Work instruction – Restate the records in full and exactly, with no images included.

Raw data –
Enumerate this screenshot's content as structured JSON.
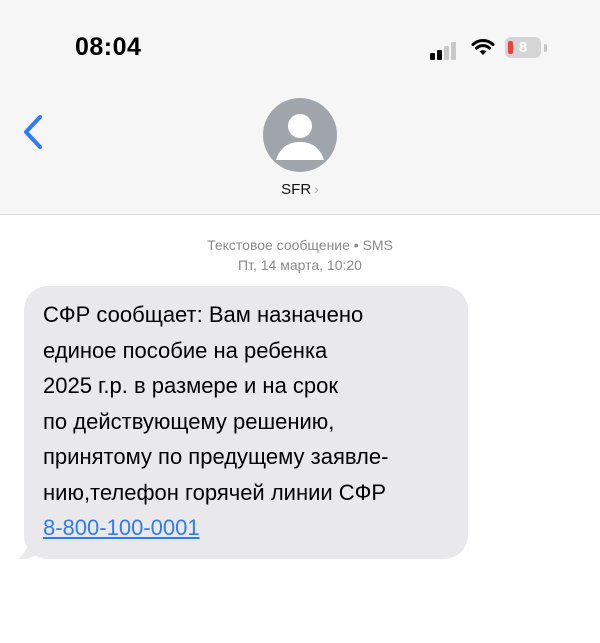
{
  "status_bar": {
    "time": "08:04",
    "battery_level": "8"
  },
  "contact": {
    "name": "SFR"
  },
  "message_meta": {
    "type_label": "Текстовое сообщение • SMS",
    "timestamp": "Пт, 14 марта, 10:20"
  },
  "message": {
    "lines": [
      "СФР сообщает: Вам назначено",
      "единое пособие на ребенка",
      "2025 г.р. в размере и на срок",
      "по действующему решению,",
      "принятому по предущему заявле-",
      "нию,телефон горячей линии СФР"
    ],
    "phone_link": "8-800-100-0001"
  },
  "colors": {
    "accent": "#2f7bf5",
    "bubble": "#e9e9eb",
    "header_bg": "#f6f6f6",
    "battery_low": "#e8443b"
  },
  "icons": {
    "back": "chevron-left-icon",
    "avatar": "person-icon",
    "signal": "cellular-signal-icon",
    "wifi": "wifi-icon",
    "battery": "battery-icon"
  }
}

Solution for this exercise –
Enumerate this screenshot's content as structured JSON.
{
  "status_bar": {
    "time": "08:04",
    "battery_level": "8"
  },
  "contact": {
    "name": "SFR"
  },
  "message_meta": {
    "type_label": "Текстовое сообщение • SMS",
    "timestamp": "Пт, 14 марта, 10:20"
  },
  "message": {
    "lines": [
      "СФР сообщает: Вам назначено",
      "единое пособие на ребенка",
      "2025 г.р. в размере и на срок",
      "по действующему решению,",
      "принятому по предущему заявле-",
      "нию,телефон горячей линии СФР"
    ],
    "phone_link": "8-800-100-0001"
  },
  "colors": {
    "accent": "#2f7bf5",
    "bubble": "#e9e9eb",
    "header_bg": "#f6f6f6",
    "battery_low": "#e8443b"
  },
  "icons": {
    "back": "chevron-left-icon",
    "avatar": "person-icon",
    "signal": "cellular-signal-icon",
    "wifi": "wifi-icon",
    "battery": "battery-icon"
  }
}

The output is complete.